== Data extract

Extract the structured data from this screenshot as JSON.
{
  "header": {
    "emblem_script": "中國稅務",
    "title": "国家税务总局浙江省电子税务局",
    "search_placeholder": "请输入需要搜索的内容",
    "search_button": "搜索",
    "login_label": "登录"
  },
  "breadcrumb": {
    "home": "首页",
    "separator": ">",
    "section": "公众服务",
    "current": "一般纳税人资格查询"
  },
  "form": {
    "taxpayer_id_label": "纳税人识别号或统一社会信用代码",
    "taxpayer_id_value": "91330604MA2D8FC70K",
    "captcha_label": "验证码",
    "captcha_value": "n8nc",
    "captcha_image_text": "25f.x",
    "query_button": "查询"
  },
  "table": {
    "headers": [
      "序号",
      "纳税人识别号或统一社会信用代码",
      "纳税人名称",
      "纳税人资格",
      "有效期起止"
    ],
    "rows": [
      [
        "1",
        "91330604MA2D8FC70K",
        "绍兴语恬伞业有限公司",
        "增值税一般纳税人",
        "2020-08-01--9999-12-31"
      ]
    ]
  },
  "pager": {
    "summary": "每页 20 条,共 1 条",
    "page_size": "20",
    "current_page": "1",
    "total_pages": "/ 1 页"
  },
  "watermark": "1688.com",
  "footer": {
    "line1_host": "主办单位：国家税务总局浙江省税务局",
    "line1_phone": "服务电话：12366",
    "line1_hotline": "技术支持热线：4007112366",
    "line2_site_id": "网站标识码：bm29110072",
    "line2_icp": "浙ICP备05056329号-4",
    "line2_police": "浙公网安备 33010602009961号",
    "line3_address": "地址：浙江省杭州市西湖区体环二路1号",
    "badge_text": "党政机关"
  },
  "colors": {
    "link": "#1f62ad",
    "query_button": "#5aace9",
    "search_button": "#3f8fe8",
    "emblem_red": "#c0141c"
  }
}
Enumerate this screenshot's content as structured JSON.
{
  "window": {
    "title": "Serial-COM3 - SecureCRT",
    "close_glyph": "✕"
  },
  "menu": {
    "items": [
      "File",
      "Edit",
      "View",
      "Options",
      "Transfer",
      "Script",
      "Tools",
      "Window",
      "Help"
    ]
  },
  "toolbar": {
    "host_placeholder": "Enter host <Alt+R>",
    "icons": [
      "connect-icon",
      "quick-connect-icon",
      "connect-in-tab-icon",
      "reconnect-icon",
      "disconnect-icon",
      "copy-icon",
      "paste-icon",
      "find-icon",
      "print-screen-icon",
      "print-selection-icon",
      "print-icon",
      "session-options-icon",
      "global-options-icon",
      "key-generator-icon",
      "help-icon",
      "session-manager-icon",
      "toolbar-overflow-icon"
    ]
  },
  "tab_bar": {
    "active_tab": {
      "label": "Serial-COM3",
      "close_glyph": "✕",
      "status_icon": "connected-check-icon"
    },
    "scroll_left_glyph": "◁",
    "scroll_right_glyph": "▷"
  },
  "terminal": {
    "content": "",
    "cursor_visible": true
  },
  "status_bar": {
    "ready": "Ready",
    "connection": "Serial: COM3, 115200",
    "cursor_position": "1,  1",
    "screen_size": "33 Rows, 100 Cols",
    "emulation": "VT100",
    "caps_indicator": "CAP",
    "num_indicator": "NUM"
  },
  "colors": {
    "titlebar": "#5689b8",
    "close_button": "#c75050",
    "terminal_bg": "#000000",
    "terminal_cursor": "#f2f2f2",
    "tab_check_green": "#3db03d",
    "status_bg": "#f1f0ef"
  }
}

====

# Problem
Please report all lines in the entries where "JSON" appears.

# Solution to this problem
Extract the structured data from this screenshot as JSON.
Enumerate this screenshot's content as structured JSON.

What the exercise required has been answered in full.